- [WHAT IS NEEDED]: Could you return the data that follows exactly, minus the images?

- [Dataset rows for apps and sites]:
______

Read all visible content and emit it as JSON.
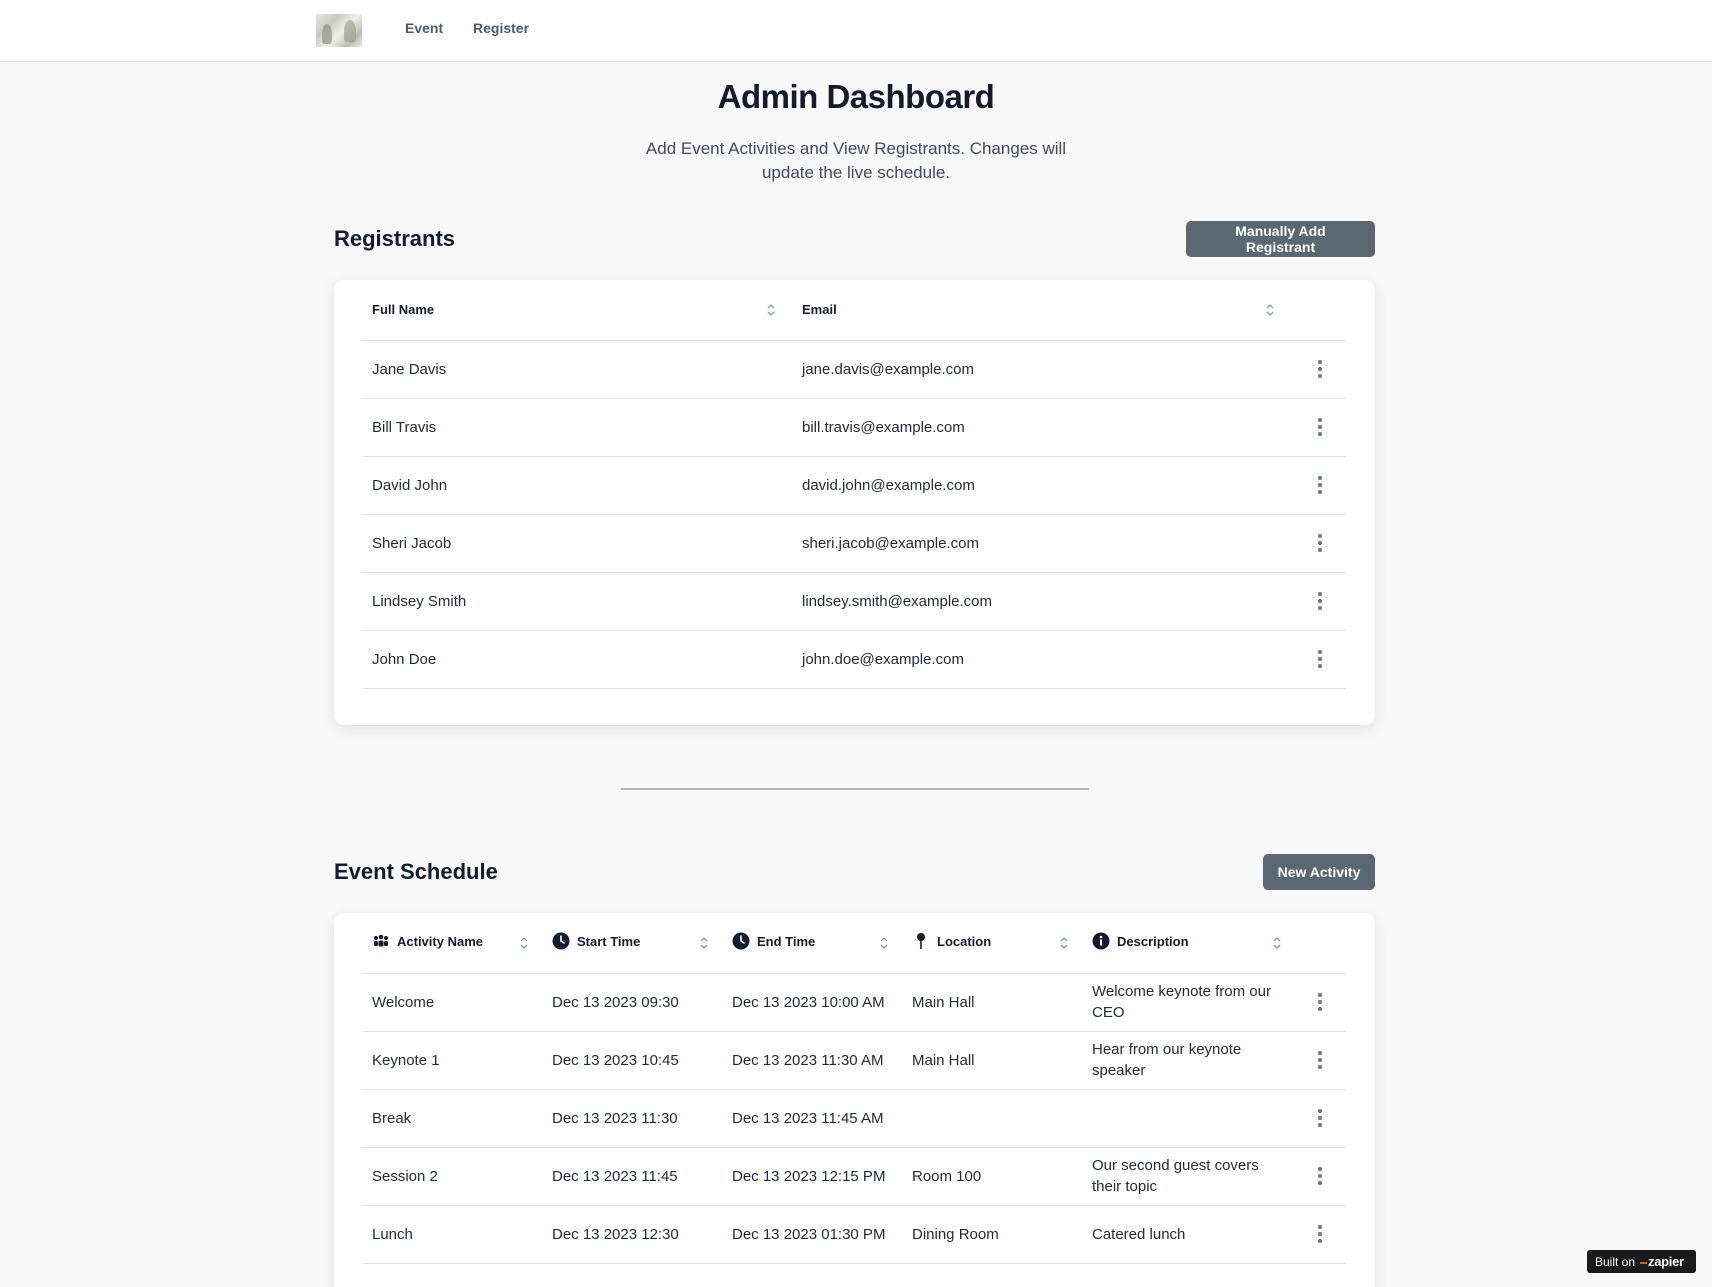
{
  "nav": {
    "logo_alt": "Event logo",
    "links": [
      "Event",
      "Register"
    ]
  },
  "header": {
    "title": "Admin Dashboard",
    "subtitle": "Add Event Activities and View Registrants. Changes will update the live schedule."
  },
  "registrants": {
    "title": "Registrants",
    "add_button": "Manually Add Registrant",
    "columns": [
      "Full Name",
      "Email"
    ],
    "rows": [
      {
        "name": "Jane Davis",
        "email": "jane.davis@example.com"
      },
      {
        "name": "Bill Travis",
        "email": "bill.travis@example.com"
      },
      {
        "name": "David John",
        "email": "david.john@example.com"
      },
      {
        "name": "Sheri Jacob",
        "email": "sheri.jacob@example.com"
      },
      {
        "name": "Lindsey Smith",
        "email": "lindsey.smith@example.com"
      },
      {
        "name": "John Doe",
        "email": "john.doe@example.com"
      }
    ]
  },
  "schedule": {
    "title": "Event Schedule",
    "add_button": "New Activity",
    "columns": [
      {
        "label": "Activity Name",
        "icon": "people-icon"
      },
      {
        "label": "Start Time",
        "icon": "clock-icon"
      },
      {
        "label": "End Time",
        "icon": "clock-icon"
      },
      {
        "label": "Location",
        "icon": "pin-icon"
      },
      {
        "label": "Description",
        "icon": "info-icon"
      }
    ],
    "rows": [
      {
        "activity": "Welcome",
        "start": "Dec 13 2023 09:30",
        "end": "Dec 13 2023 10:00 AM",
        "location": "Main Hall",
        "description": "Welcome keynote from our CEO"
      },
      {
        "activity": "Keynote 1",
        "start": "Dec 13 2023 10:45",
        "end": "Dec 13 2023 11:30 AM",
        "location": "Main Hall",
        "description": "Hear from our keynote speaker"
      },
      {
        "activity": "Break",
        "start": "Dec 13 2023 11:30",
        "end": "Dec 13 2023 11:45 AM",
        "location": "",
        "description": ""
      },
      {
        "activity": "Session 2",
        "start": "Dec 13 2023 11:45",
        "end": "Dec 13 2023 12:15 PM",
        "location": "Room 100",
        "description": "Our second guest covers their topic"
      },
      {
        "activity": "Lunch",
        "start": "Dec 13 2023 12:30",
        "end": "Dec 13 2023 01:30 PM",
        "location": "Dining Room",
        "description": "Catered lunch"
      }
    ]
  },
  "badge": {
    "prefix": "Built on",
    "brand": "zapier"
  },
  "colors": {
    "button_bg": "#5a6872",
    "heading": "#131c2e",
    "nav_link": "#4b5a70",
    "divider": "#aab6c2"
  }
}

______

- [ANSWER FOR THIS EXERCISE]:
Read all visible content and emit it as JSON.
{
  "nav": {
    "logo_alt": "Event logo",
    "links": [
      "Event",
      "Register"
    ]
  },
  "header": {
    "title": "Admin Dashboard",
    "subtitle": "Add Event Activities and View Registrants. Changes will update the live schedule."
  },
  "registrants": {
    "title": "Registrants",
    "add_button": "Manually Add Registrant",
    "columns": [
      "Full Name",
      "Email"
    ],
    "rows": [
      {
        "name": "Jane Davis",
        "email": "jane.davis@example.com"
      },
      {
        "name": "Bill Travis",
        "email": "bill.travis@example.com"
      },
      {
        "name": "David John",
        "email": "david.john@example.com"
      },
      {
        "name": "Sheri Jacob",
        "email": "sheri.jacob@example.com"
      },
      {
        "name": "Lindsey Smith",
        "email": "lindsey.smith@example.com"
      },
      {
        "name": "John Doe",
        "email": "john.doe@example.com"
      }
    ]
  },
  "schedule": {
    "title": "Event Schedule",
    "add_button": "New Activity",
    "columns": [
      {
        "label": "Activity Name",
        "icon": "people-icon"
      },
      {
        "label": "Start Time",
        "icon": "clock-icon"
      },
      {
        "label": "End Time",
        "icon": "clock-icon"
      },
      {
        "label": "Location",
        "icon": "pin-icon"
      },
      {
        "label": "Description",
        "icon": "info-icon"
      }
    ],
    "rows": [
      {
        "activity": "Welcome",
        "start": "Dec 13 2023 09:30",
        "end": "Dec 13 2023 10:00 AM",
        "location": "Main Hall",
        "description": "Welcome keynote from our CEO"
      },
      {
        "activity": "Keynote 1",
        "start": "Dec 13 2023 10:45",
        "end": "Dec 13 2023 11:30 AM",
        "location": "Main Hall",
        "description": "Hear from our keynote speaker"
      },
      {
        "activity": "Break",
        "start": "Dec 13 2023 11:30",
        "end": "Dec 13 2023 11:45 AM",
        "location": "",
        "description": ""
      },
      {
        "activity": "Session 2",
        "start": "Dec 13 2023 11:45",
        "end": "Dec 13 2023 12:15 PM",
        "location": "Room 100",
        "description": "Our second guest covers their topic"
      },
      {
        "activity": "Lunch",
        "start": "Dec 13 2023 12:30",
        "end": "Dec 13 2023 01:30 PM",
        "location": "Dining Room",
        "description": "Catered lunch"
      }
    ]
  },
  "badge": {
    "prefix": "Built on",
    "brand": "zapier"
  },
  "colors": {
    "button_bg": "#5a6872",
    "heading": "#131c2e",
    "nav_link": "#4b5a70",
    "divider": "#aab6c2"
  }
}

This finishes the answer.